I’ll maximize my TFSA first, thanks
Some time ago, I returned home from an annual golf vacation, a “boys vacation” in Myrtle Beach, South Carolina.
Ottawa to Myrtle Beach (and back again) is a long drive, about 30 hours in total, 15 hours each way.
As you can probably imagine, with that much time to kill amongst a few grown men away from their wives for a few days, a host of interesting and surprising topics come up.
One of the topics that arose during our long drive to and from golfing fun was investing, specifically, TFSAs or RRSPs, which is the better investment choice?
I know you’ve heard the debate before: TFSAs are better than RRSPs, RRSPs are better than TFSAs.
Today’s post is about my preference: maximizing my TFSA before maximizing my RRSP account with some very simple reasoning.
So, let’s look at a few tax characteristics of the TFSA:
- Any income or gains earned in your TFSA (from interest, dividends or capital gains) are tax free as the name of the account suggests.
- Any withdrawals from your TFSA are not taxable to you. If you make a withdrawal from your TFSA that amount will be added to the following year’s contribution room. You don’t even have to report withdrawals on your tax return.

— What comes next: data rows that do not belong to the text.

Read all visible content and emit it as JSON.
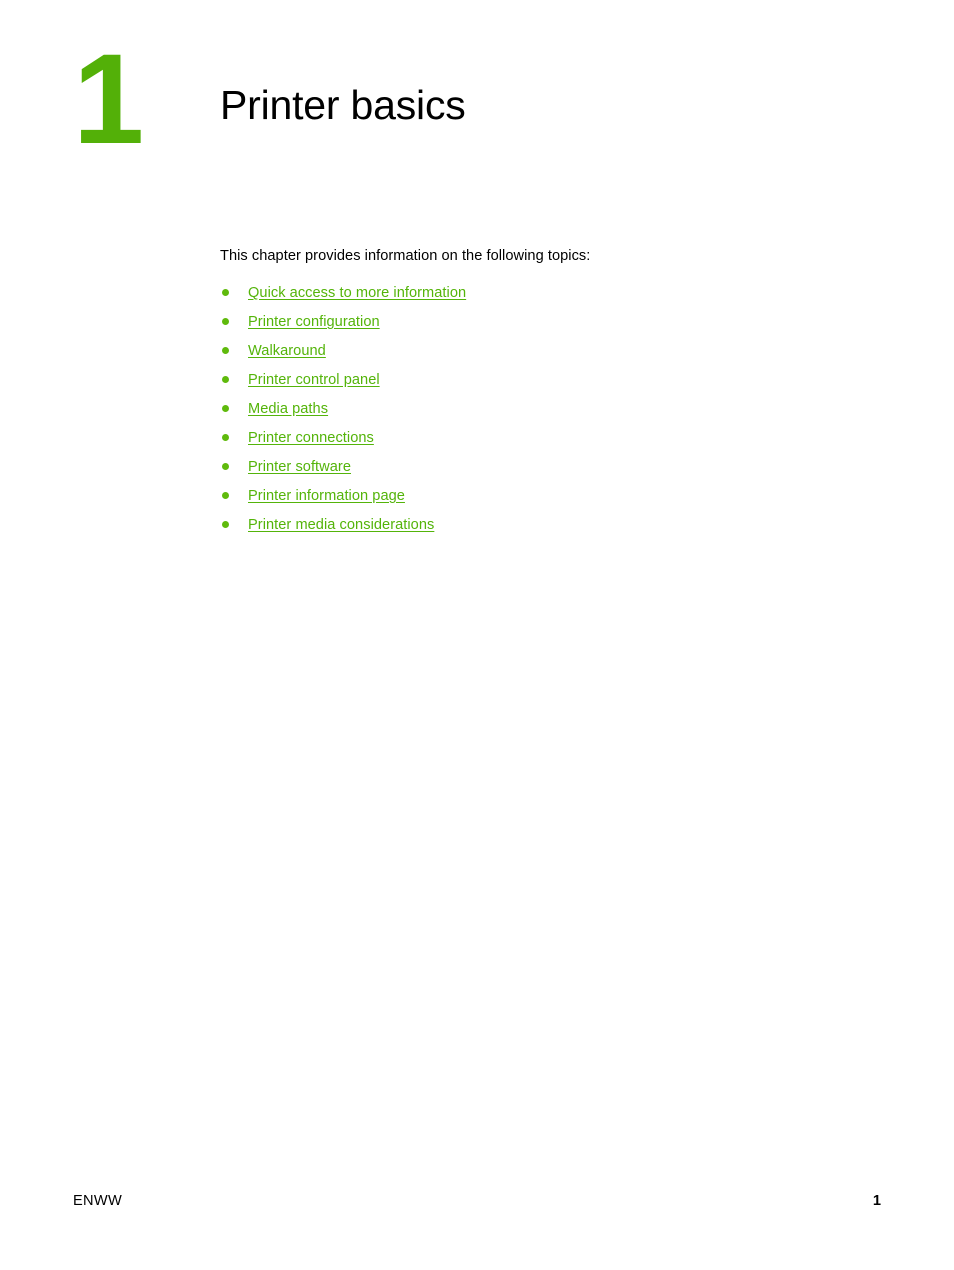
{
  "chapter": {
    "number": "1",
    "title": "Printer basics",
    "number_color": "#53b008"
  },
  "body": {
    "intro": "This chapter provides information on the following topics:",
    "link_color": "#54b40a",
    "bullet_color": "#5fba0c",
    "topics": [
      {
        "label": "Quick access to more information"
      },
      {
        "label": "Printer configuration"
      },
      {
        "label": "Walkaround"
      },
      {
        "label": "Printer control panel"
      },
      {
        "label": "Media paths"
      },
      {
        "label": "Printer connections"
      },
      {
        "label": "Printer software"
      },
      {
        "label": "Printer information page"
      },
      {
        "label": "Printer media considerations"
      }
    ]
  },
  "footer": {
    "left": "ENWW",
    "page_number": "1"
  }
}
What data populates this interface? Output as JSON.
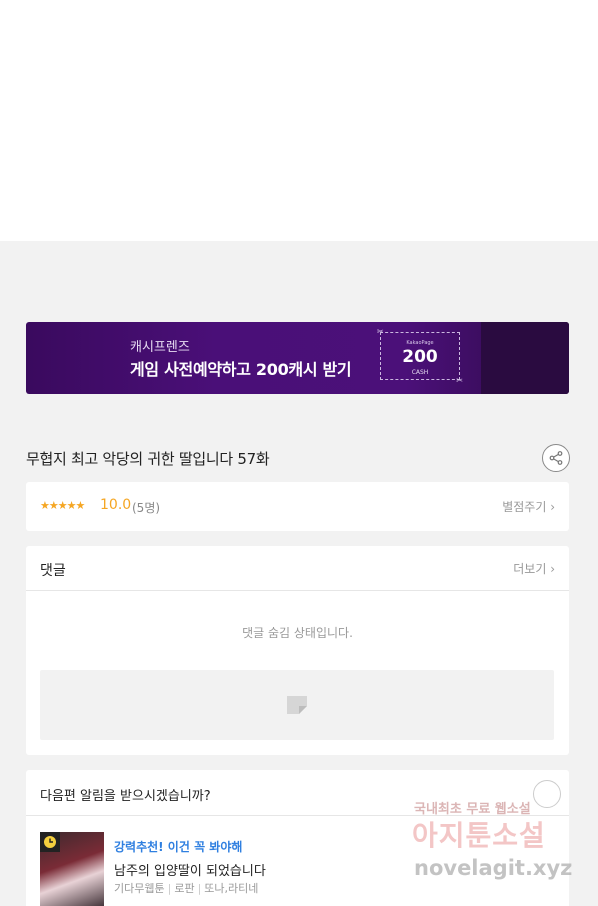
{
  "banner": {
    "subtitle": "캐시프렌즈",
    "title": "게임 사전예약하고 200캐시 받기",
    "coupon_brand": "KakaoPage",
    "coupon_amount": "200",
    "coupon_unit": "CASH"
  },
  "episode": {
    "title": "무협지 최고 악당의 귀한 딸입니다 57화"
  },
  "rating": {
    "stars": "★★★★★",
    "score": "10.0",
    "count": "(5명)",
    "rate_label": "별점주기 ›"
  },
  "comments": {
    "title": "댓글",
    "more_label": "더보기 ›",
    "hidden_message": "댓글 숨김 상태입니다."
  },
  "notify": {
    "question": "다음편 알림을 받으시겠습니까?"
  },
  "recommend": {
    "label": "강력추천! 이건 꼭 봐야해",
    "title": "남주의 입양딸이 되었습니다",
    "meta": [
      "기다무웹툰",
      "로판",
      "또나,라티네"
    ]
  },
  "watermark": {
    "line1": "국내최초 무료 웹소설",
    "line2": "아지툰소설",
    "line3": "novelagit.xyz"
  }
}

- You do not receive any tax deduction from a TFSA contribution; TFSA contributions are made with after-tax dollars.
- As soon as you’re 18 years of age or older, you can have a TFSA. There is no age maximum for this account – you can contribute to a TFSA until life’s bitter end.

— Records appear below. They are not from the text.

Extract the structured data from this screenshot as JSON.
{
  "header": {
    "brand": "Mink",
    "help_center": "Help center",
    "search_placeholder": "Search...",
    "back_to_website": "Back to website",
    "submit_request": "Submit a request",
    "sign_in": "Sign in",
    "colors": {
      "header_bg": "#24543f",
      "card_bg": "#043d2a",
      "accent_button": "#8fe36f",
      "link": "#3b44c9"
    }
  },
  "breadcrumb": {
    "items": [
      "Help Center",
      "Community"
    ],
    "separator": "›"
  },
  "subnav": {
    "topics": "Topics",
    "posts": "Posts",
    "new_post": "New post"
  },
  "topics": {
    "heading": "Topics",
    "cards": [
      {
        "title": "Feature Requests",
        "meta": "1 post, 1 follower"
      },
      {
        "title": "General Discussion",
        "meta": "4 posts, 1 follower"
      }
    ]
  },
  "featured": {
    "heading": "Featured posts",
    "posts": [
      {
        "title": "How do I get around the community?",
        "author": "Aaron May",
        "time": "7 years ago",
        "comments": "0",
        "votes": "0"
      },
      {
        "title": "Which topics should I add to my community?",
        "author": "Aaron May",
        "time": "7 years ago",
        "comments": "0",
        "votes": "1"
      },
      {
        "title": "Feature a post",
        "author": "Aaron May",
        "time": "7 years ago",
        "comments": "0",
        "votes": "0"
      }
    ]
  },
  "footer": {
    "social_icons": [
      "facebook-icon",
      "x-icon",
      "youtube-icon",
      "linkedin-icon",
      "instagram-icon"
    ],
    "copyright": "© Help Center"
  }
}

- TFSA withdrawals are not counted as income (my favourite).
Overall, pretty amazing stuff folks and those are just the highlights.
Now let’s discuss the RRSP account:

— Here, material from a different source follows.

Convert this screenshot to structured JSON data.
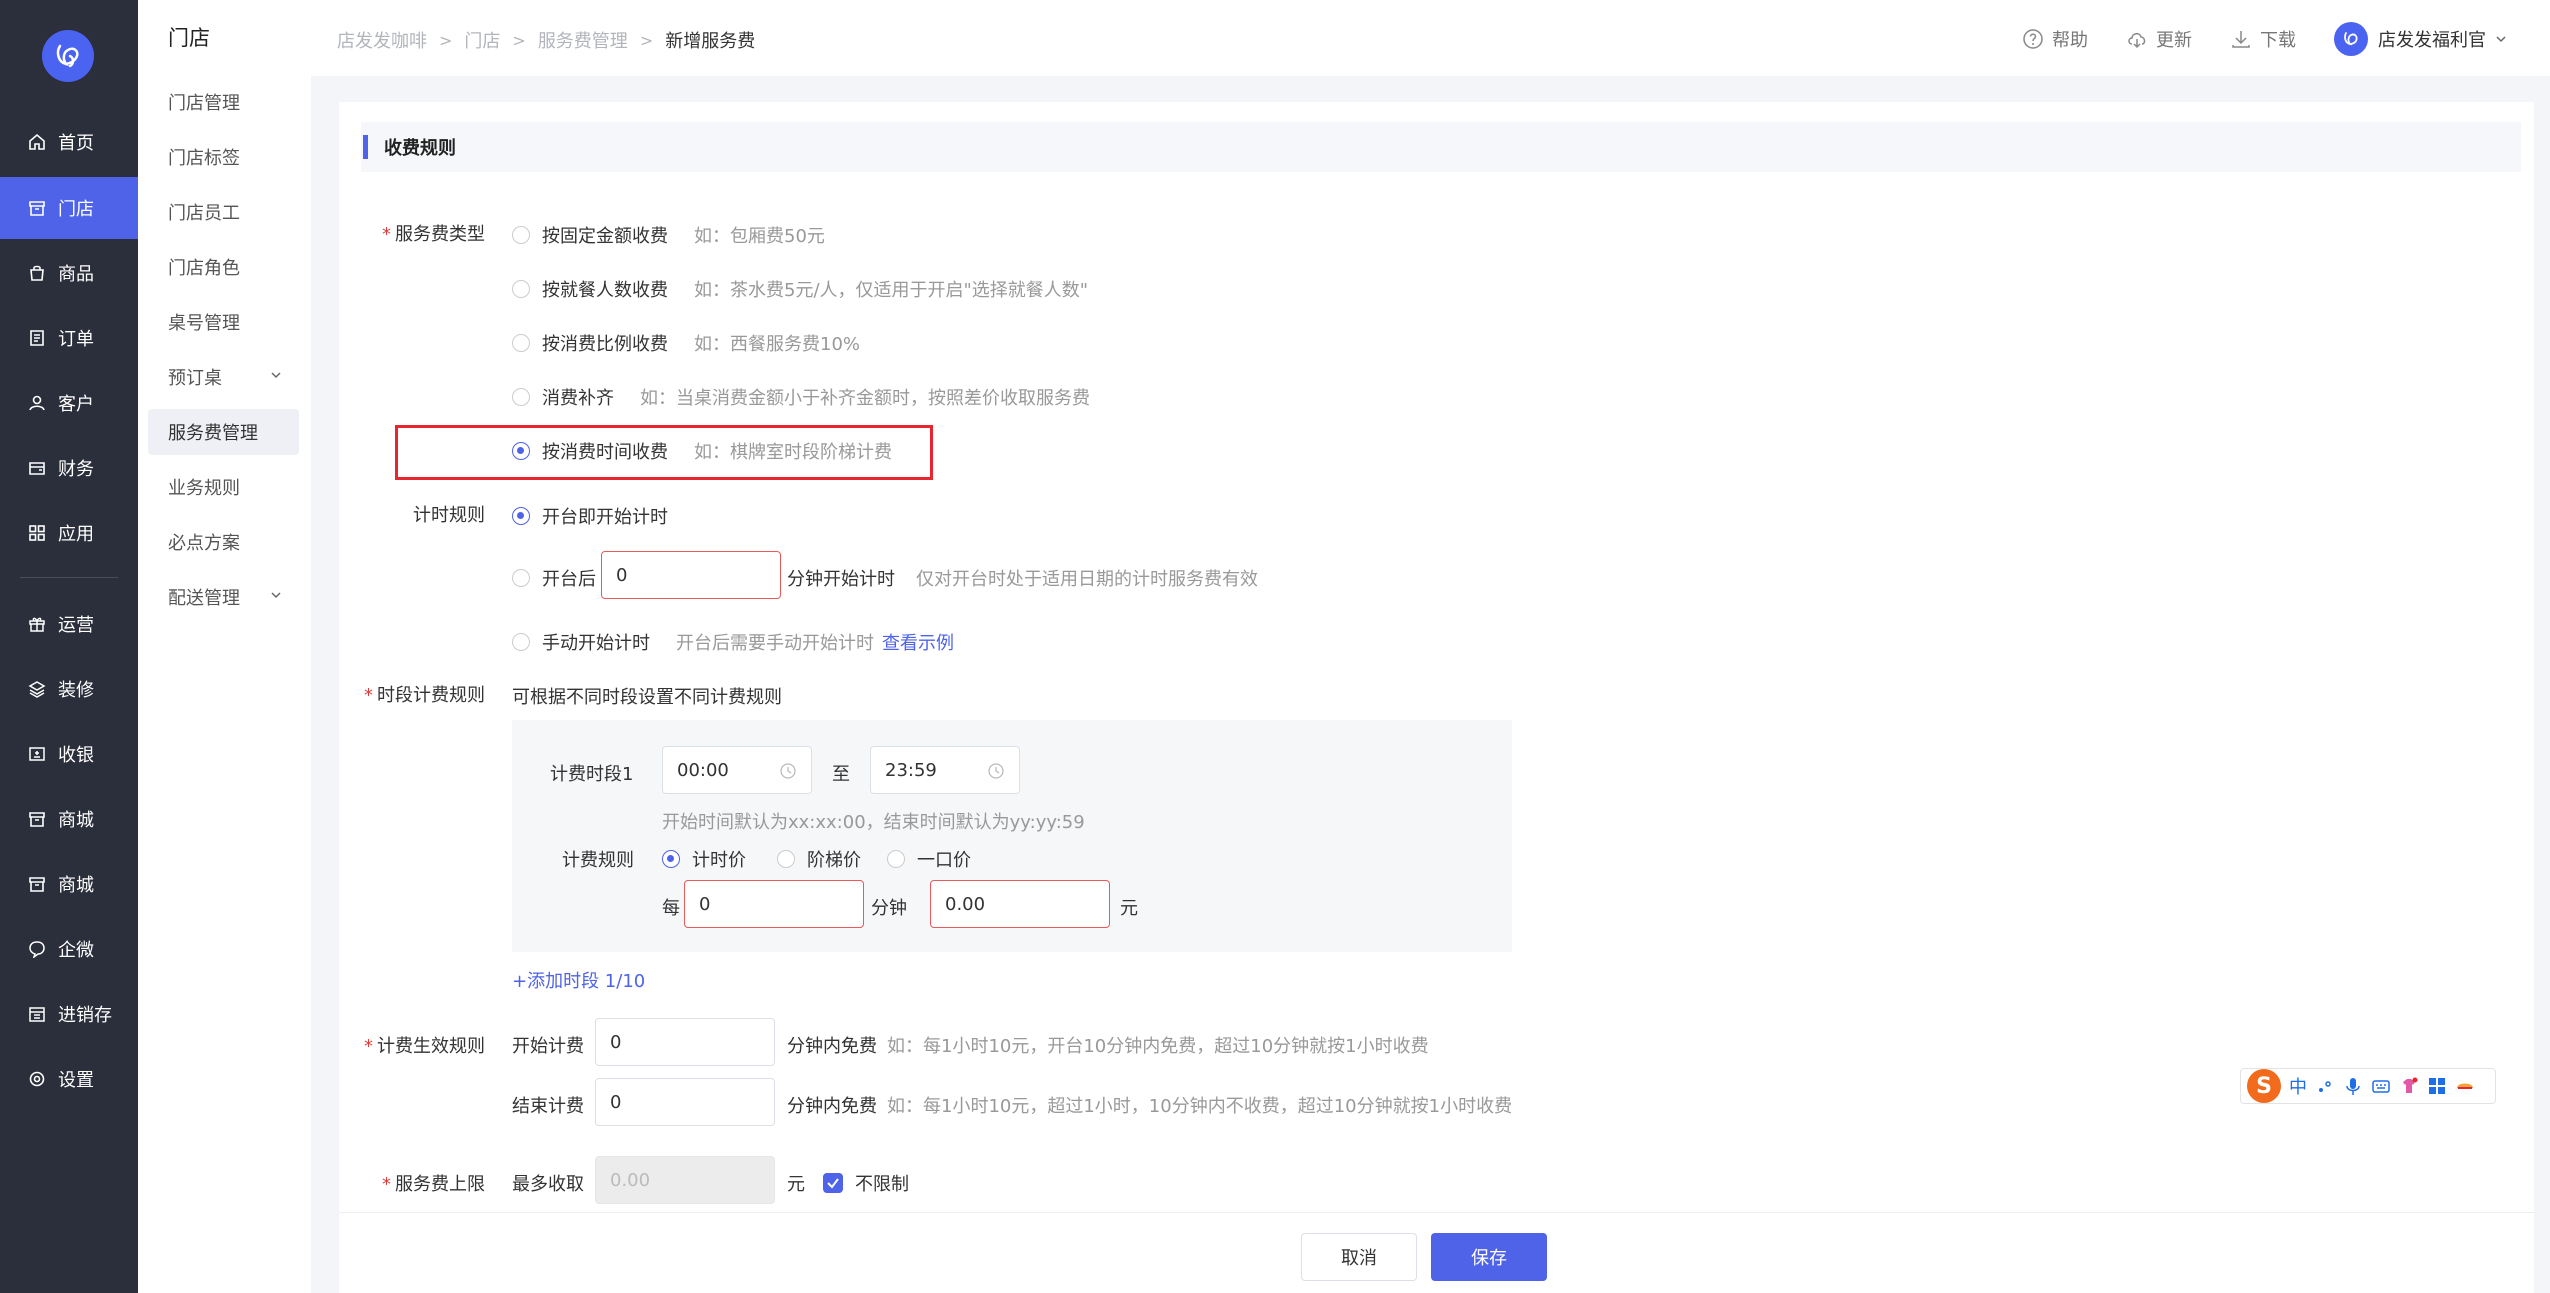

- Any income or gains earned inside your RRSP are tax free until withdrawn.
- Contributions to your RRSP are not counted as income; RRSP contributions receive a deduction based on your marginal tax rate.
- Withdrawals from an RRSP are taxable to you. They will be taxed as regular income regardless of source (from interest, dividends or capital gains) at your marginal tax rate.
- You must convert your RRSP to a RRIF (then start withdrawing), buy an annuity or cash out this account in the year you turn 71. There is an age maximum on this account.
Still very impressive stuff.
I prefer to maximize my TFSA over my RRSP every time.
I’ll qualify this statement by saying the biggest advantage of RRSPs over TFSAs is the tax-deductible contribution you get today and the power it can provide if tax refunds are reinvested going-forward.
Simply put, RRSPs are an amazing tax deferral tool.
If you intend to save for a long period of time (e.g., for retirement over 20+ years) and reinvest your tax refund every year then RRSPs potentially have an advantage over TFSAs.
The RRSP refund is great but it’s actually temporary; you need to give it back at some point.
This makes reinvesting the RRSP refund year after year absolutely critical in my opinion to optimize wealth building – to take major advantage of an essentially long-term but not permanent government loan.
Another reason why I prefer the TFSA over the RRSP is this: simply not all Canadians can consistently max out their RRSP let alone avoid touching the RRSP-generated tax refund each year.
I guess it goes without saying that Canadians who can afford to maximize both RRSP and TFSA contributions would be doing very, very well. Good on them to do so.
The reality is many Canadians simply don’t have enough cash to maximize contributions to both accounts. That’s totally understandable:
- Canadians have a mortgage to pay off,
- They have other loans to pay off,
- They have kids to raise,
- They also want to live for today. Life is short after all.
For these reasons, if you had to pick just one account – max out the TFSA before the RRSP.
Over time, our government will likely find more compelling reasons to tax us. I just don’t see tax rates going lower over time. This will have an impact on RRSP withdrawals but not TFSA withdrawals.
In the end, financial planning is personal. That said, be reminded that TFSAs are a complete tax free gift every Canadian can benefit from.
My plan is to exploit this account for as long as the government lets me. I hope you consider doing the same!
What investment vehicle are you partial to and why? Any feedback or comments for my strategy?